Ontario Health Coalition bridges dozens of unions to protest privatization

May 30, 2024 | Headlines, News, Provincial News

Thousands gathered in Nathan Phillips Square on May 30, joined together by the Ontario Health Coalition to protest health-care cuts and regulations in Ontario.

Posters and flags flew through the air that read, Save our Hospitals, Profit is not a Cure, and Doug Ford: stop privatizing our public health care.

Alanna Kong, OHC research and campaigns coordinator, told Humber News the coalition was hopeful the turnout would be similar to the demonstration in September 2023.

“I think we had like about 80 or 100 buses come out from across the province and people were gathering in Queen’s Park to really just make a major show of strength to the poor government that, you know, they are privatizing our healthcare and we will not just stand aside and let them do that,” she said.

Members of different unions and organizations banded together with the help of the OHC to protest health-care cuts and privatization.

Members of different unions and organizations banded together with the help of the OHC to protest health-care cuts and privatization. Photo credit: Iqbal Alibhai

Last year’s protest, also organized by the OHC, was the first large-scale protest held by the coalition in Toronto. The second, held today, was to protest the privatization of health care and other actions the group said Ontario Premier Doug Ford has taken against public health care.

In May, the Ontario government passed a bill allowing private clinics to conduct more OHIP-covered surgeries. Bill 60 received Royal Assent on May 18.

The protests were being held province-wide, in Thunder Bay, Ottawa, Cornwall, Sault Ste. Marie, Dryden, North Bay, and buses will also transport supporters from Southwestern Ontario to Nathan Phillips Square before heading to Queen’s Park.

The crowd was composed of more than a dozen different groups, including health-care unions from across the province, the Council of Canadians, the United Steelworkers Union and individuals there to protest the bill and other initiatives by Ford’s government concerning health care.

Supporters flooded the streets, on their way to Queens Park.

Supporters flooded the streets, on their way to Queen's Park. Photo credit: Iqbal Alibhai
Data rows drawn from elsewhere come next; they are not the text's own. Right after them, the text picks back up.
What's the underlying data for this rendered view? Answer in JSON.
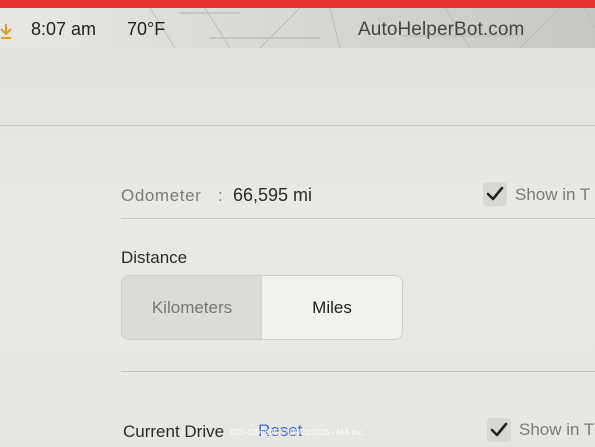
{
  "status_bar": {
    "time": "8:07 am",
    "temperature": "70°F",
    "download_icon": "download-arrow-icon"
  },
  "watermark": "AutoHelperBot.com",
  "odometer": {
    "label": "Odometer",
    "separator": ":",
    "value": "66,595 mi",
    "show_label": "Show in T",
    "checked": true
  },
  "distance": {
    "title": "Distance",
    "options": [
      "Kilometers",
      "Miles"
    ],
    "selected": "Miles"
  },
  "current_drive": {
    "label": "Current Drive",
    "reset_label": "Reset",
    "show_label": "Show in T",
    "checked": true
  },
  "footer": "000-42968452 - 08/20/2025 - IAA Inc.",
  "colors": {
    "accent_red": "#e2312f",
    "link_blue": "#3a6fd8",
    "background": "#e6e4df"
  }
}
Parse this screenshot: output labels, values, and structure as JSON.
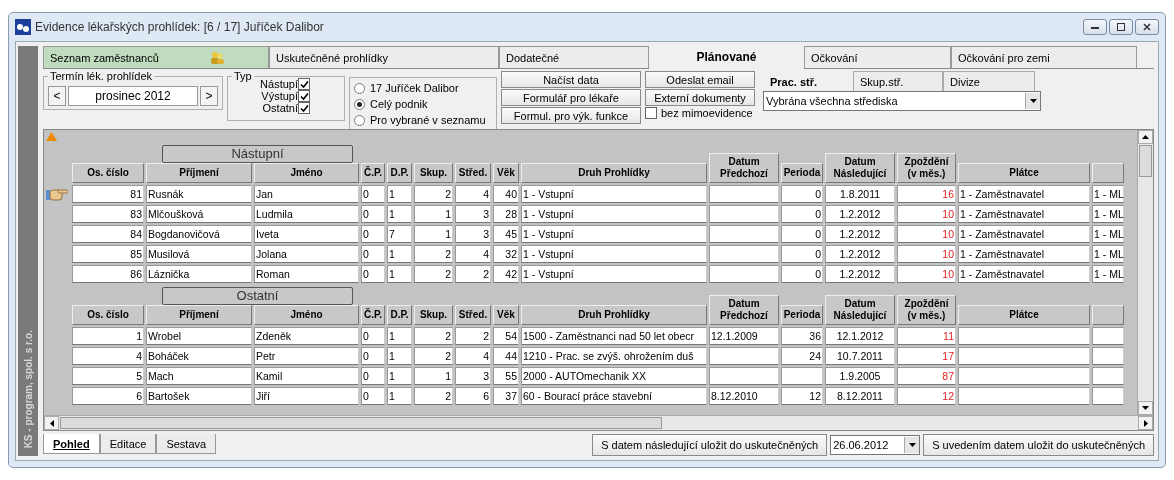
{
  "window": {
    "title": "Evidence lékařských prohlídek: [6 / 17] Juříček Dalibor"
  },
  "sidebar": {
    "text": "KS - program, spol. s r.o."
  },
  "tabs": [
    {
      "label": "Seznam zaměstnanců",
      "highlighted": true,
      "selected": false
    },
    {
      "label": "Uskutečněné prohlídky",
      "highlighted": false,
      "selected": false
    },
    {
      "label": "Dodatečné",
      "highlighted": false,
      "selected": false
    },
    {
      "label": "Plánované",
      "highlighted": false,
      "selected": true
    },
    {
      "label": "Očkování",
      "highlighted": false,
      "selected": false
    },
    {
      "label": "Očkování pro zemi",
      "highlighted": false,
      "selected": false
    }
  ],
  "period": {
    "legend": "Termín lék. prohlídek",
    "prev": "<",
    "value": "prosinec 2012",
    "next": ">"
  },
  "type_filter": {
    "legend": "Typ",
    "options": [
      {
        "label": "Nástupí",
        "checked": true
      },
      {
        "label": "Výstupí",
        "checked": true
      },
      {
        "label": "Ostatní",
        "checked": true
      }
    ]
  },
  "scope": [
    {
      "label": "17 Juříček Dalibor",
      "selected": false
    },
    {
      "label": "Celý podnik",
      "selected": true
    },
    {
      "label": "Pro vybrané v seznamu",
      "selected": false
    }
  ],
  "buttons_left": [
    "Načíst data",
    "Formulář pro lékaře",
    "Formul. pro výk. funkce"
  ],
  "buttons_right": [
    "Odeslat email",
    "Externí dokumenty"
  ],
  "outside_register": {
    "label": "bez mimoevidence",
    "checked": false
  },
  "center_tabs": [
    {
      "label": "Prac. stř.",
      "selected": true
    },
    {
      "label": "Skup.stř.",
      "selected": false
    },
    {
      "label": "Divize",
      "selected": false
    }
  ],
  "center_select": {
    "value": "Vybrána všechna střediska"
  },
  "sections": [
    {
      "title": "Nástupní",
      "columns": [
        {
          "label": "Os. číslo",
          "kind": "num"
        },
        {
          "label": "Příjmení",
          "kind": "text"
        },
        {
          "label": "Jméno",
          "kind": "text"
        },
        {
          "label": "Č.P.",
          "kind": "text"
        },
        {
          "label": "D.P.",
          "kind": "text"
        },
        {
          "label": "Skup.",
          "kind": "num"
        },
        {
          "label": "Střed.",
          "kind": "num"
        },
        {
          "label": "Věk",
          "kind": "num"
        },
        {
          "label": "Druh Prohlídky",
          "kind": "text"
        },
        {
          "label": "Datum Předchozí",
          "kind": "text"
        },
        {
          "label": "Perioda",
          "kind": "num"
        },
        {
          "label": "Datum Následující",
          "kind": "date"
        },
        {
          "label": "Zpoždění (v měs.)",
          "kind": "delay"
        },
        {
          "label": "Plátce",
          "kind": "text"
        },
        {
          "kind": "text"
        }
      ],
      "rows": [
        {
          "current": true,
          "cells": [
            "81",
            "Rusnák",
            "Jan",
            "0",
            "1",
            "2",
            "4",
            "40",
            "1 - Vstupní",
            null,
            "0",
            "1.8.2011",
            "16",
            "1 - Zaměstnavatel",
            "1 - ML"
          ]
        },
        {
          "current": false,
          "cells": [
            "83",
            "Mlčoušková",
            "Ludmila",
            "0",
            "1",
            "1",
            "3",
            "28",
            "1 - Vstupní",
            null,
            "0",
            "1.2.2012",
            "10",
            "1 - Zaměstnavatel",
            "1 - ML"
          ]
        },
        {
          "current": false,
          "cells": [
            "84",
            "Bogdanovičová",
            "Iveta",
            "0",
            "7",
            "1",
            "3",
            "45",
            "1 - Vstupní",
            null,
            "0",
            "1.2.2012",
            "10",
            "1 - Zaměstnavatel",
            "1 - ML"
          ]
        },
        {
          "current": false,
          "cells": [
            "85",
            "Musilová",
            "Jolana",
            "0",
            "1",
            "2",
            "4",
            "32",
            "1 - Vstupní",
            null,
            "0",
            "1.2.2012",
            "10",
            "1 - Zaměstnavatel",
            "1 - ML"
          ]
        },
        {
          "current": false,
          "cells": [
            "86",
            "Láznička",
            "Roman",
            "0",
            "1",
            "2",
            "2",
            "42",
            "1 - Vstupní",
            null,
            "0",
            "1.2.2012",
            "10",
            "1 - Zaměstnavatel",
            "1 - ML"
          ]
        }
      ]
    },
    {
      "title": "Ostatní",
      "columns": [
        {
          "label": "Os. číslo",
          "kind": "num"
        },
        {
          "label": "Příjmení",
          "kind": "text"
        },
        {
          "label": "Jméno",
          "kind": "text"
        },
        {
          "label": "Č.P.",
          "kind": "text"
        },
        {
          "label": "D.P.",
          "kind": "text"
        },
        {
          "label": "Skup.",
          "kind": "num"
        },
        {
          "label": "Střed.",
          "kind": "num"
        },
        {
          "label": "Věk",
          "kind": "num"
        },
        {
          "label": "Druh Prohlídky",
          "kind": "text"
        },
        {
          "label": "Datum Předchozí",
          "kind": "text"
        },
        {
          "label": "Perioda",
          "kind": "num"
        },
        {
          "label": "Datum Následující",
          "kind": "date"
        },
        {
          "label": "Zpoždění (v měs.)",
          "kind": "delay"
        },
        {
          "label": "Plátce",
          "kind": "text"
        },
        {
          "kind": "text"
        }
      ],
      "rows": [
        {
          "current": false,
          "cells": [
            "1",
            "Wrobel",
            "Zdeněk",
            "0",
            "1",
            "2",
            "2",
            "54",
            "1500 - Zaměstnanci nad 50 let obecr",
            "12.1.2009",
            "36",
            "12.1.2012",
            "11",
            null,
            null
          ]
        },
        {
          "current": false,
          "cells": [
            "4",
            "Boháček",
            "Petr",
            "0",
            "1",
            "2",
            "4",
            "44",
            "1210 - Prac. se zvýš. ohrožením duš",
            null,
            "24",
            "10.7.2011",
            "17",
            null,
            null
          ]
        },
        {
          "current": false,
          "cells": [
            "5",
            "Mach",
            "Kamil",
            "0",
            "1",
            "1",
            "3",
            "55",
            "2000 - AUTOmechanik XX",
            null,
            null,
            "1.9.2005",
            "87",
            null,
            null
          ]
        },
        {
          "current": false,
          "cells": [
            "6",
            "Bartošek",
            "Jiří",
            "0",
            "1",
            "2",
            "6",
            "37",
            "60 - Bourací práce stavební",
            "8.12.2010",
            "12",
            "8.12.2011",
            "12",
            null,
            null
          ]
        }
      ]
    }
  ],
  "bottom_tabs": [
    {
      "label": "Pohled",
      "selected": true
    },
    {
      "label": "Editace",
      "selected": false
    },
    {
      "label": "Sestava",
      "selected": false
    }
  ],
  "save_next_button": "S datem následující uložit do uskutečněných",
  "date_select": {
    "value": "26.06.2012"
  },
  "save_date_button": "S uvedením datem uložit do uskutečněných"
}
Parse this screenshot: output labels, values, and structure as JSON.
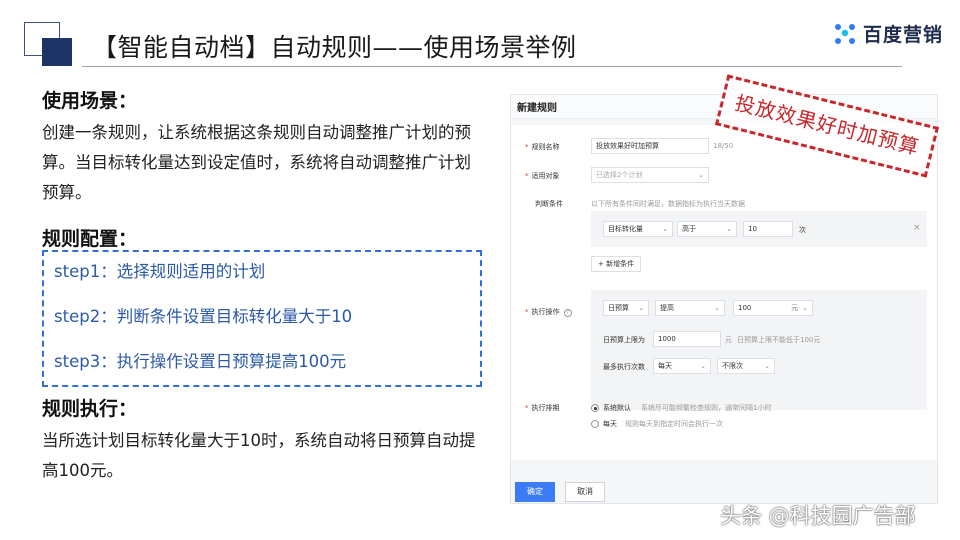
{
  "header": {
    "title": "【智能自动档】自动规则——使用场景举例",
    "brand": "百度营销"
  },
  "scene": {
    "heading": "使用场景：",
    "body": "创建一条规则，让系统根据这条规则自动调整推广计划的预算。当目标转化量达到设定值时，系统将自动调整推广计划预算。"
  },
  "config": {
    "heading": "规则配置：",
    "steps": [
      "step1：选择规则适用的计划",
      "step2：判断条件设置目标转化量大于10",
      "step3：执行操作设置日预算提高100元"
    ]
  },
  "execution": {
    "heading": "规则执行：",
    "body": "当所选计划目标转化量大于10时，系统自动将日预算自动提高100元。"
  },
  "panel": {
    "title": "新建规则",
    "rule_name_label": "规则名称",
    "rule_name_value": "投放效果好时加预算",
    "rule_name_count": "18/50",
    "target_label": "适用对象",
    "target_placeholder": "已选择2个计划",
    "condition_label": "判断条件",
    "condition_hint": "以下所有条件同时满足，数据指标为执行当天数据",
    "condition_metric": "目标转化量",
    "condition_operator": "高于",
    "condition_value": "10",
    "condition_unit": "次",
    "condition_remove": "×",
    "add_condition": "+ 新增条件",
    "action_label": "执行操作",
    "action_field": "日预算",
    "action_mode": "提高",
    "action_amount": "100",
    "action_amount_unit": "元",
    "budget_cap_label": "日预算上限为",
    "budget_cap_value": "1000",
    "budget_cap_unit": "元",
    "budget_cap_hint": "日预算上限不能低于100元",
    "max_exec_label": "最多执行次数",
    "max_exec_period": "每天",
    "max_exec_limit": "不限次",
    "schedule_label": "执行排期",
    "schedule_default": "系统默认",
    "schedule_default_hint": "系统尽可能频繁检查规则，通常间隔1小时",
    "schedule_daily": "每天",
    "schedule_daily_hint": "规则每天到指定时间会执行一次",
    "confirm": "确定",
    "cancel": "取消"
  },
  "stamp": "投放效果好时加预算",
  "watermark": "头条 @科技园广告部",
  "colors": {
    "accent_blue": "#2f6fd6",
    "navy": "#1c3466",
    "stamp_red": "#c8272c",
    "button_blue": "#3b7cf6"
  }
}
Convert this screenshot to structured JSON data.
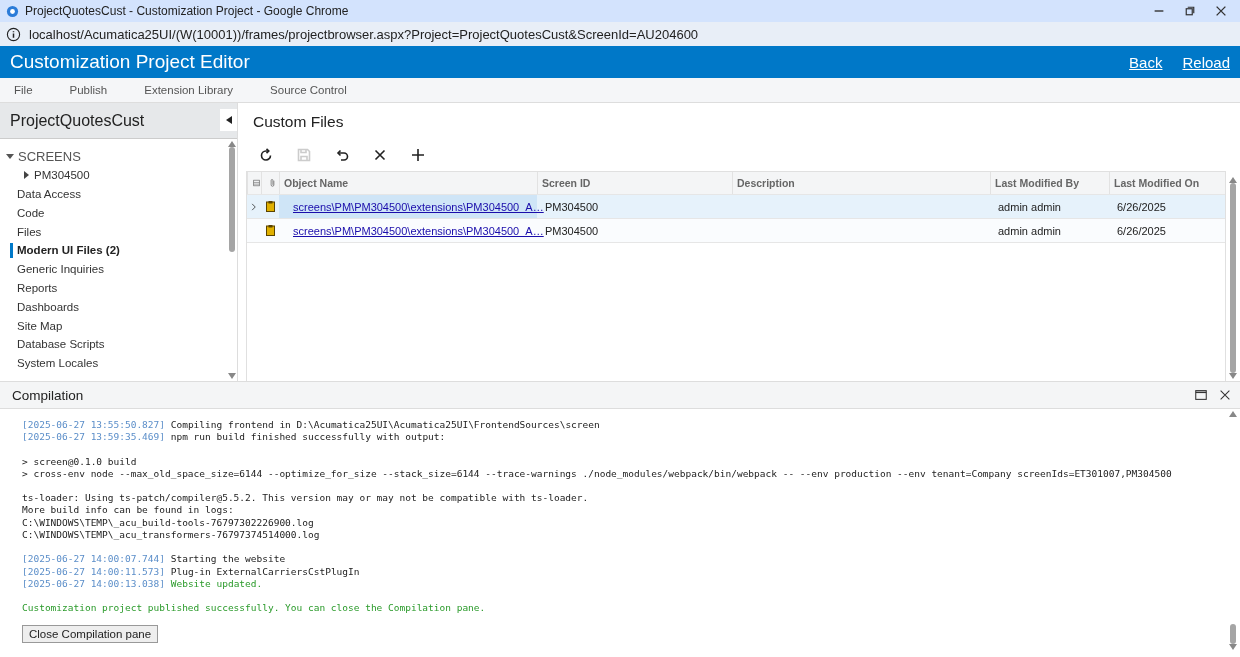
{
  "window": {
    "title": "ProjectQuotesCust - Customization Project - Google Chrome"
  },
  "address_bar": {
    "url": "localhost/Acumatica25UI/(W(10001))/frames/projectbrowser.aspx?Project=ProjectQuotesCust&ScreenId=AU204600"
  },
  "header": {
    "title": "Customization Project Editor",
    "links": [
      "Back",
      "Reload"
    ]
  },
  "menu": [
    "File",
    "Publish",
    "Extension Library",
    "Source Control"
  ],
  "sidebar": {
    "title": "ProjectQuotesCust",
    "items": [
      {
        "label": "SCREENS",
        "selected": false,
        "expanded": true,
        "children": [
          {
            "label": "PM304500",
            "selected": false,
            "expanded": false
          }
        ]
      },
      {
        "label": "Data Access",
        "selected": false
      },
      {
        "label": "Code",
        "selected": false
      },
      {
        "label": "Files",
        "selected": false
      },
      {
        "label": "Modern UI Files (2)",
        "selected": true
      },
      {
        "label": "Generic Inquiries",
        "selected": false
      },
      {
        "label": "Reports",
        "selected": false
      },
      {
        "label": "Dashboards",
        "selected": false
      },
      {
        "label": "Site Map",
        "selected": false
      },
      {
        "label": "Database Scripts",
        "selected": false
      },
      {
        "label": "System Locales",
        "selected": false
      }
    ]
  },
  "content": {
    "title": "Custom Files",
    "toolbar": [
      {
        "kind": "refresh",
        "disabled": false
      },
      {
        "kind": "save",
        "disabled": true
      },
      {
        "kind": "undo",
        "disabled": false
      },
      {
        "kind": "delete",
        "disabled": false
      },
      {
        "kind": "add",
        "disabled": false
      }
    ],
    "table": {
      "columns": [
        "Object Name",
        "Screen ID",
        "Description",
        "Last Modified By",
        "Last Modified On"
      ],
      "rows": [
        {
          "selected": true,
          "cells": [
            "screens\\PM\\PM304500\\extensions\\PM304500_A…",
            "PM304500",
            "",
            "admin admin",
            "6/26/2025"
          ]
        },
        {
          "selected": false,
          "cells": [
            "screens\\PM\\PM304500\\extensions\\PM304500_A…",
            "PM304500",
            "",
            "admin admin",
            "6/26/2025"
          ]
        }
      ]
    }
  },
  "compilation": {
    "title": "Compilation",
    "blocks": [
      [
        {
          "time": "[2025-06-27 13:55:50.827]",
          "text": "Compiling frontend in D:\\Acumatica25UI\\Acumatica25UI\\FrontendSources\\screen",
          "success": false
        },
        {
          "time": "[2025-06-27 13:59:35.469]",
          "text": "npm run build finished successfully with output:",
          "success": false
        }
      ],
      [
        {
          "text": "> screen@0.1.0 build",
          "success": false
        },
        {
          "text": "> cross-env node --max_old_space_size=6144 --optimize_for_size --stack_size=6144 --trace-warnings ./node_modules/webpack/bin/webpack -- --env production --env tenant=Company screenIds=ET301007,PM304500",
          "success": false
        }
      ],
      [
        {
          "text": "ts-loader: Using ts-patch/compiler@5.5.2. This version may or may not be compatible with ts-loader.",
          "success": false
        },
        {
          "text": "More build info can be found in logs:",
          "success": false
        },
        {
          "text": "C:\\WINDOWS\\TEMP\\_acu_build-tools-76797302226900.log",
          "success": false
        },
        {
          "text": "C:\\WINDOWS\\TEMP\\_acu_transformers-76797374514000.log",
          "success": false
        }
      ],
      [
        {
          "time": "[2025-06-27 14:00:07.744]",
          "text": "Starting the website",
          "success": false
        },
        {
          "time": "[2025-06-27 14:00:11.573]",
          "text": "Plug-in ExternalCarriersCstPlugIn",
          "success": false
        },
        {
          "time": "[2025-06-27 14:00:13.038]",
          "text": "Website updated.",
          "success": true
        }
      ],
      [
        {
          "text": "Customization project published successfully. You can close the Compilation pane.",
          "success": true
        }
      ]
    ],
    "button": "Close Compilation pane"
  }
}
Executive Director of OHC, Natalie Mehra, addressed the sizable crowd of protestors who travelled to Toronto, and her mother for joining her on stage.

“She’s here with so many thousands of you to stop (Health Minister Sylvia Jones) from privatizing our public health care system. Thank you so much for coming,” she said.

Mehra said she was not only disappointed with the current state of Ontario health care but frustrated with the lack of support and care shown by public figures when addressing issues in the system.

“They’re driving the public system into the ground purposefully in order to privatize it,” she told the crowd.

Mehra gave a special shoutout to Durham health care workers. She said Durham Hospital plans to cut all inpatient beds and said she and the coalition will continue to fight against the closures.

Rachel Fleming, a nurse and member of CUPE 1943 in Peterborough, said she wants to see Ford put money back into the health and wellbeing of Ontario citizens.

“We’re working so short-staffed that patients don’t get seen for hours because we’re with another patient. When someone’s dying inside a bed, we can’t go answer the next call bell,” she said. “So hire more nurses who are specifically working in the healthcare system and pay us what we’re worth.”

Kelsey Bateman, a nurse and member of CUPE 1943, Peterborough region, said she and her fellow nurses are feeling burnt out. She said they need more support from the government or nurses will begin to look for jobs elsewhere.

“And with these events happening, people are realizing that it’s not just affecting nurses and it’s not just our quality of work and like wait times in hospitals, and that [healthcare] could actually be something that’s taken away from you with privatization and be something you can’t access anymore,” she said.

Members of other protest groups joined in the march, as a steelworker rights organization marched down towards the crowd chanting, “Who are we? Steelworkers. What do we want? Public health care.”

Keith Frost, a hospital secretary for a mental health and counselling floor, said he does not believe the Canadian health care system should allow those who have more money to receive better care.

“When people are not receiving the care they need it translates into greater problems such as homelessness, crime, all those things kind of go up when you’re not hitting the root cause of what people are needing at that time,” he said.

Frost said the purpose of the Canadian health care system is to ensure everyone is covered.

Mehra said she doesn’t believe Bill 60 will live up to the government’s promises of reducing wait times and allowing more people to good health care.

“Health care for people, not for profit,” the crowds chanted.